- Commercial (industrial) land owned by a person that is currently occupying half the land with his own auto repair shop.
- He wants to develop the other half (making 4 or 5 shops) but is short on funds.
- I would like to provide down payment and financing to build the structure. Estimated around $300K.
How would you structure this deal as far as distribution of profits is concerned? How would he make his money? How would I make my money?
I realize there are many ways this can be put together but was wondering if anyone has had a similar experience?
You could simply act as the banker here and provide financing at a market interest rate. This would push most of the risk onto the current owner. Alternatively you could form a joint venture with the owner contributing the property and you the cash splitting the risk/return evenly or pro-rated based upon the value of your initial investment. Once the parcel is built out will the commercial space then be leased or sold to end buyers? This would determine where your profit (if any) will come from.
This is a little off topic but close:
You be the developer not the money source. Contact all the large auto related company’s like midas , goodyear , aamco , gas stations , car washes and tell them you have a great location you are about to develop. Many of theses large companys will sign long term ground leases and put up the money to build there own stores. Find out how much square footage you can build and then the going rate for cost per sqaure foot to rent. That will give you an estimate of your long term income. Don’t sell it that way you will only profit once. Be Bill Gates and lease it out for the rest of your life.

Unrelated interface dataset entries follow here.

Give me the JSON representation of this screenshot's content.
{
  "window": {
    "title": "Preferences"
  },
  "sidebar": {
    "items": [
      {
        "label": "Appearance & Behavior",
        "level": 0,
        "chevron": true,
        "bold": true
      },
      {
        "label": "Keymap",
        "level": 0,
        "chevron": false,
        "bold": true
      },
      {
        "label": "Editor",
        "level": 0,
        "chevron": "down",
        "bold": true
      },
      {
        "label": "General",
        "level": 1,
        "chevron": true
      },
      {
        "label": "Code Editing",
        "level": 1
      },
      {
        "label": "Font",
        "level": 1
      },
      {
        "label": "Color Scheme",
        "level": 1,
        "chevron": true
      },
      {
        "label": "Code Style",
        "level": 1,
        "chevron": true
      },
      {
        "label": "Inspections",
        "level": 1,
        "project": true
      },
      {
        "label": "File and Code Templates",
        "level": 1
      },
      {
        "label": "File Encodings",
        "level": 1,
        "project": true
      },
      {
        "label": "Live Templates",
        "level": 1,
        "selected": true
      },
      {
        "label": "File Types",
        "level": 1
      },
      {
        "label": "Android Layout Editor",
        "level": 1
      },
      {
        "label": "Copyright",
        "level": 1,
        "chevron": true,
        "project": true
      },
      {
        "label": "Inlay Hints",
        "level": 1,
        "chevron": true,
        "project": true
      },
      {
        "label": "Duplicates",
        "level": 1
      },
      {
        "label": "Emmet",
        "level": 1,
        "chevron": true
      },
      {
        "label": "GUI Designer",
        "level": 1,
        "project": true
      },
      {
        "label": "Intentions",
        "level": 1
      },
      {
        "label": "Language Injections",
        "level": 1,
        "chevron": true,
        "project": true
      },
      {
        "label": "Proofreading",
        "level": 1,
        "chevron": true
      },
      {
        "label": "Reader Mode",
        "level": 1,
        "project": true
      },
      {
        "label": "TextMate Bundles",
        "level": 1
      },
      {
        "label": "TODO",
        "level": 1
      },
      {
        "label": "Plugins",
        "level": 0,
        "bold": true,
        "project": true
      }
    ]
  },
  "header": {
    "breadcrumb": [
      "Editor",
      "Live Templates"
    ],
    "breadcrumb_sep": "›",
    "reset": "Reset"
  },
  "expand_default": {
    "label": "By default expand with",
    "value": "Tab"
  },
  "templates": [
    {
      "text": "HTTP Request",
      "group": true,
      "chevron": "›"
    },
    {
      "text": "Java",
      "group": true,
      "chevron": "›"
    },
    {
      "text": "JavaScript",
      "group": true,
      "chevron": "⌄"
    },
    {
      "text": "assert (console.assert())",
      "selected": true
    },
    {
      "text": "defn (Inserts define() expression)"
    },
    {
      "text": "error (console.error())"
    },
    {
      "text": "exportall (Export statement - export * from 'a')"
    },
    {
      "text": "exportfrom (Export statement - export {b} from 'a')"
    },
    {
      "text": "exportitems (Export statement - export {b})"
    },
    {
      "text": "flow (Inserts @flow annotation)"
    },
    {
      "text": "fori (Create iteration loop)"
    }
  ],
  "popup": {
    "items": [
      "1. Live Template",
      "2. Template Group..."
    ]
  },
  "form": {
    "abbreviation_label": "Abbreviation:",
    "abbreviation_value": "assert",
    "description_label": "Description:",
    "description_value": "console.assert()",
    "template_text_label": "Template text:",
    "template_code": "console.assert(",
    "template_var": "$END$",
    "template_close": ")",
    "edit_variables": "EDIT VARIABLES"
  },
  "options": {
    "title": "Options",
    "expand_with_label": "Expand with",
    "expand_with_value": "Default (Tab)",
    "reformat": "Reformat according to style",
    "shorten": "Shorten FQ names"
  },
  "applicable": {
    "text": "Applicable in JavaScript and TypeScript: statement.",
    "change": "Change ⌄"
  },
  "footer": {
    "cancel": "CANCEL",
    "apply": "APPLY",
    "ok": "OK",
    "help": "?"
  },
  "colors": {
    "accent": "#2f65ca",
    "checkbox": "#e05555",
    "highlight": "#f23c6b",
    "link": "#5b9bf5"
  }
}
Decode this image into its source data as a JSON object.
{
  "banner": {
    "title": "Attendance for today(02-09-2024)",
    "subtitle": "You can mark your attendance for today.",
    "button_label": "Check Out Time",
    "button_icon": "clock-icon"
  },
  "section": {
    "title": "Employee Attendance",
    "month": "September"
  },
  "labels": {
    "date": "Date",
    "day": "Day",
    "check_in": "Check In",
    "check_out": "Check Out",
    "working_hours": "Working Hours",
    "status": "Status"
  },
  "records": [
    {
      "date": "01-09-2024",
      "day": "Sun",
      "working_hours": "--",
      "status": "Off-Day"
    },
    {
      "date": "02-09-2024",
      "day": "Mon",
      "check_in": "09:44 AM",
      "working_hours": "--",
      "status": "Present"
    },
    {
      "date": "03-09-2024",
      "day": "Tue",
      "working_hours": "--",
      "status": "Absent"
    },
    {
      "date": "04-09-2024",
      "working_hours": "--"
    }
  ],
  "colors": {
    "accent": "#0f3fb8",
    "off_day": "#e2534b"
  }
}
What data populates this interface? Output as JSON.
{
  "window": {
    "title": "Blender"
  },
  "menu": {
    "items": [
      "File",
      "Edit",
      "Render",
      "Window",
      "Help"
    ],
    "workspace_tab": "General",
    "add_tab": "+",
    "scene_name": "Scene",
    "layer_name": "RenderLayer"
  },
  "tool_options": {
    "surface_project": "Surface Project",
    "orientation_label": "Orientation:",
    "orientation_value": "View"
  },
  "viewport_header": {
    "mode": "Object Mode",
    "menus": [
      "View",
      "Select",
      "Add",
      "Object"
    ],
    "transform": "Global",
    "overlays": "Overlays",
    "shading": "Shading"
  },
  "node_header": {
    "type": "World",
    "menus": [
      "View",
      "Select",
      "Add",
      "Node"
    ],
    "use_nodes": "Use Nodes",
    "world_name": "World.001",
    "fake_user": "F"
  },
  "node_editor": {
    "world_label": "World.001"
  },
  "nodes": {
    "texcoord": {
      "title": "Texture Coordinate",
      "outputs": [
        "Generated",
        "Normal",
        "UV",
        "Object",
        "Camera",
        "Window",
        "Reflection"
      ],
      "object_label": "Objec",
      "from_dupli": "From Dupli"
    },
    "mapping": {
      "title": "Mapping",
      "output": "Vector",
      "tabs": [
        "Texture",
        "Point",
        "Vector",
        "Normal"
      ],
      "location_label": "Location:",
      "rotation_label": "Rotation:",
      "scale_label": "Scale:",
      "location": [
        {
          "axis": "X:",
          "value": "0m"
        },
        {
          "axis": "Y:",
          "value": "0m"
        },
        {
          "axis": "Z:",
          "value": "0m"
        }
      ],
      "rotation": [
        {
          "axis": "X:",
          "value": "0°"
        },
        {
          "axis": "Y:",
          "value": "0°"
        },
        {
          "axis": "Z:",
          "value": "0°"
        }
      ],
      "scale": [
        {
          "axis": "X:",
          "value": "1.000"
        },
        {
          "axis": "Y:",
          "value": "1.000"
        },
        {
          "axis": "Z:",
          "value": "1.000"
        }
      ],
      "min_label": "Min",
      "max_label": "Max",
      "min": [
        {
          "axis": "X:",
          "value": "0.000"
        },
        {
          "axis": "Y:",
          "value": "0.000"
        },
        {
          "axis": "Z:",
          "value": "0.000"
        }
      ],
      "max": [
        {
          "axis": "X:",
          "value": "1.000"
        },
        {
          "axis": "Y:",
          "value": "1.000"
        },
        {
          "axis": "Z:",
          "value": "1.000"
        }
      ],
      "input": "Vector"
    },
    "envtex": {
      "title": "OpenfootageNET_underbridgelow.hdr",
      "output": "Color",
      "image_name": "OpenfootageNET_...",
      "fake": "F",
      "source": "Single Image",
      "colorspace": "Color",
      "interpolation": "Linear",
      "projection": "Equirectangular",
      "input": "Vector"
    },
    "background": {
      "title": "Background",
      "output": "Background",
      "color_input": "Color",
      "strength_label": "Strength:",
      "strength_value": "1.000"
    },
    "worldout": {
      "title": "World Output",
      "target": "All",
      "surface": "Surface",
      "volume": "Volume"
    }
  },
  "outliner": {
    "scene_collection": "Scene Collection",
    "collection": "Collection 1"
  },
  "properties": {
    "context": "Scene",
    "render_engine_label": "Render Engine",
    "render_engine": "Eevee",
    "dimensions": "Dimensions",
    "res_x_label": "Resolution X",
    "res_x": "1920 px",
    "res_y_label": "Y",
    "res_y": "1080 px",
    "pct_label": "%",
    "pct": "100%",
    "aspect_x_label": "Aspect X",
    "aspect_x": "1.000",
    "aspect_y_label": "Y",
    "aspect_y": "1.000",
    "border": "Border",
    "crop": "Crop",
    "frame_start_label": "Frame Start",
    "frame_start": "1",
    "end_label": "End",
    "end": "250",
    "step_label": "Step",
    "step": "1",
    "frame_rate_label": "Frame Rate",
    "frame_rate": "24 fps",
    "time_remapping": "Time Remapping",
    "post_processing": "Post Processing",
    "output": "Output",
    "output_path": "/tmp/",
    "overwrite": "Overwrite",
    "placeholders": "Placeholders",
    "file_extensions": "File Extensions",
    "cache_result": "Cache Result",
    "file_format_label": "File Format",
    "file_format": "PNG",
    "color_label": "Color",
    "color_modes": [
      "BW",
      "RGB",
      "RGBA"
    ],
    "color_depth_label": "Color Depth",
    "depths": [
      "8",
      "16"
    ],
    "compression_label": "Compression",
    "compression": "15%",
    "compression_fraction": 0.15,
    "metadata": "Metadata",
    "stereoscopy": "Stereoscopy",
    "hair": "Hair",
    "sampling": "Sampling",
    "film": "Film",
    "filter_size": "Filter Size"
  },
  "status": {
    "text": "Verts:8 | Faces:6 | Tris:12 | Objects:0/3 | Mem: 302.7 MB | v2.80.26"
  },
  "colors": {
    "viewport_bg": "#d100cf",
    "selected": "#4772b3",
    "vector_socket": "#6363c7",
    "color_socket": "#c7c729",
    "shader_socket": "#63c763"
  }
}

Ive done this with denny’s restaraunt. Actually I would try restaraunts first because the after market auto repair industry is shrinking.
My apologies for the late response…
I think I was not clear in my original post. I can only provide the down payment (I cannot finance the whole thing). So I was wondering if we should put the loan to both of our names and split the profit/losses? He might say that his share of the land is much more than my share of down payment so he should get more of the profit (if any).
He seems to be a very good business man. He does an excellent job runnin his shop.
Thanks a lot.
He may be good at running his business but this does not mean that he is a good land developer. If you are going to enter into this venture you need a partnership agreement or operating agreement (depending upon structure) that spells out each party’s contribution, ownership, share of profit/loss, responsibility to project etc.
A great source of information on this would be firms that lend money on projects such as this. I wold ask how other deals like this were structures in the past and speak to some of those borrowers.
Any reputable firm is going to give you a name or two of previous borrowers.